As AI improves and becomes more powerful, its impact on the world economy will become vastly more significant. It will affect virtually every aspect of the world economy — from unemployment rates to economic growth, productivity, income inequality and more.
Some argue that so far, AI has not had a large enough impact, but as its development accelerates, its effects will grow exponentially. Whether we like it or not, automation and job displacement are already here, slowly pushing the human workforce into different domains. Similar patterns can be found throughout history; new technology made certain products and jobs obsolete, and eventually humans were forced to switch to more innovative products and new jobs.
For instance, occupations such as a milkman, switchboard operator and knockerupper (a human alarm clock that used to tap on windows) no longer exist today. Steam engines were replaced with internal-combustion engines, and coachmen became chauffeurs. It's a natural process: As technology advances, it doesn't make sense to have humans work the same old jobs.
Related: When Should You Not Invest in AI?
Higher productivity at a relatively cheaper price
When we examine the job displacement, we should analyze the phenomenon referred to as “The Great Decoupling," which reveals that up until the 1970s, productivity and hourly wage increased at the same pace; since then, however, the hourly income has not been able to keep up with the productivity increase.
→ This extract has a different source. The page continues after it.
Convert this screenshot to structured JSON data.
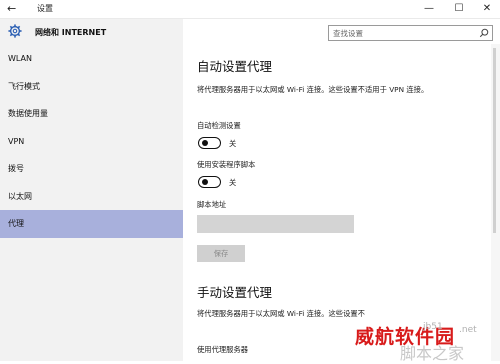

This disparity between the two curves might get even worse with AI automation.
Moreover, when we look at other economic indicators, such as returns to capital and labor, we can see that the former has been outperforming the latter consistently for the past decades. If we combine the mentioned indicators, we can infer that investors are getting higher productivity from employees at a relatively cheaper price due to the improvement in capital assets and technology used by the employees.
Furthermore, if we add AI automation to the premises above, we get super-high productivity from a fraction of employees for a fraction of the cost. The implications of this can be huge for the world economy. Will the rich get richer, leaving the ones without capital even more powerless? Or maybe it will level the playing field, and nobody will have to work for a living? The outcry that jobs will be lost has been there forever, but we clearly see that the world is a better place to live than ever before. Overall poverty levels have been declining across the globe, and the average human lifespan has been increasing.
When computers became cheaper, they served as the foundation for a variety of industries
In the mid-term perspective, AI advancement will enable products to be produced cheaply and in abundance. This, in turn, will lead to demand quantity increase for the cheaply produced products. That’s just economics: When the price of a product decreases, more people can afford it, and the demand quantity increases. This demand drive might mitigate the severity of the job losses — offsetting it to some degree. Additionally, when certain technologies become cheap, it sparks the creation of completely new industries, in which money is invested and jobs are created. For example, when computers became cheaper, they served as the foundation for a variety of new industries.
According to Moore’s Law, the number of transistors on a microchip doubles every two years; hence, the cost of computers is more or less halved. When computers become cheap, this means that the computational power can be utilized in ways never imagined before: smart watches, smartphones, tablets, smart glasses, smart homes, automotive self-driving systems and more. The fact that this much computational power became available at such a cheap price kick-started whole new industries and application ideas. Consequently, new products and jobs were created to satisfy the growing demand for such novel technology and products. In economic terms, the supply curve shifted, meaning that at any given price, consumers would be able to purchase more of the computational power embedded in various products.
It cannot be refuted that so far humans have been able to create more jobs and income opportunities for an ever-growing population despite the fact that some of the older professions have been replaced by robots and technology. We cannot say for sure, but this trend may continue for the next 50 to 100 years at least.
We will witness the creation of industries that are unimaginable now
In the long term, AI will be able to perform more of the tasks that humans do right now, but for AI to replace the majority of the current jobs, it will take 80 to 100 years, maybe even more. Eventually, humans might be pushed out from most traditional jobs, but since we’ve been creating whole new industries and an increasing number of jobs, we might not care at all. Total human replacement is unlikely in the foreseeable future.